** WHAT TO WORK ON **
Please return every line of the records below that holds the word "JSON".

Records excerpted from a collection
════════

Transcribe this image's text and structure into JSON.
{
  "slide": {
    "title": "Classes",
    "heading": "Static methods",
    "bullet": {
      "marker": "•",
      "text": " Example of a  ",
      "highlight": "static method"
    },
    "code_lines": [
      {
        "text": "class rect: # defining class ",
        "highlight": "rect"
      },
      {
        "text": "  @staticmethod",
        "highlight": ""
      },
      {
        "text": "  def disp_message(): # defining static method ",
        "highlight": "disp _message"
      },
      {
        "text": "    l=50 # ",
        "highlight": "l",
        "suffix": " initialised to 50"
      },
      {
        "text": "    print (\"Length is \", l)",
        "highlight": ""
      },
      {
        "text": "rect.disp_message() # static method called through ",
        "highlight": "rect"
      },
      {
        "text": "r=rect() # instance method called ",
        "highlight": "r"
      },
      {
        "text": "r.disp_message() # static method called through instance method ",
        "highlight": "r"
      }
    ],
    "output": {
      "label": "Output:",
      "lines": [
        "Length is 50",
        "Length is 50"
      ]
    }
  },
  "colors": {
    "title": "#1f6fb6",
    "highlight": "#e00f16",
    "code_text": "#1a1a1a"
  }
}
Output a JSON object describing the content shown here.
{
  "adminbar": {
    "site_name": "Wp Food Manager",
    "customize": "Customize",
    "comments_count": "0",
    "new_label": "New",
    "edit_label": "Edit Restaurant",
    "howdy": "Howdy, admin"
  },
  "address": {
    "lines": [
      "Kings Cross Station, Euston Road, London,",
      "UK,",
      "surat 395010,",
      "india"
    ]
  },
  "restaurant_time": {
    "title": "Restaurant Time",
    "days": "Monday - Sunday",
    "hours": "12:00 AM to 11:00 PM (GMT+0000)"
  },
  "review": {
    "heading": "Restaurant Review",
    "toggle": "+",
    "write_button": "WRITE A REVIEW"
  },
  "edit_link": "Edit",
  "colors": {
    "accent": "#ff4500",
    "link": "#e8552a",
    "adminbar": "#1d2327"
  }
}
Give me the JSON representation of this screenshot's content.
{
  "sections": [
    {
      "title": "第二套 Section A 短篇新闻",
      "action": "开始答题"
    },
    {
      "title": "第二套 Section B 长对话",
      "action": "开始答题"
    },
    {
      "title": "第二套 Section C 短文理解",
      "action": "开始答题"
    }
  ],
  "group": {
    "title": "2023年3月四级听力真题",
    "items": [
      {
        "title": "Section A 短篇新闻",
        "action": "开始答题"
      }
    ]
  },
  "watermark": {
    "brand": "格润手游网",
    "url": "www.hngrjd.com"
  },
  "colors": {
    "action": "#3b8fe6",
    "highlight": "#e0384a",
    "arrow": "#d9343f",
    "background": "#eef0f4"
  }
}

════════

** ANSWER SPACE **
Transcribe this image's text and structure into JSON.
Output a JSON object describing the content shown here.
Give me the JSON representation of this screenshot's content.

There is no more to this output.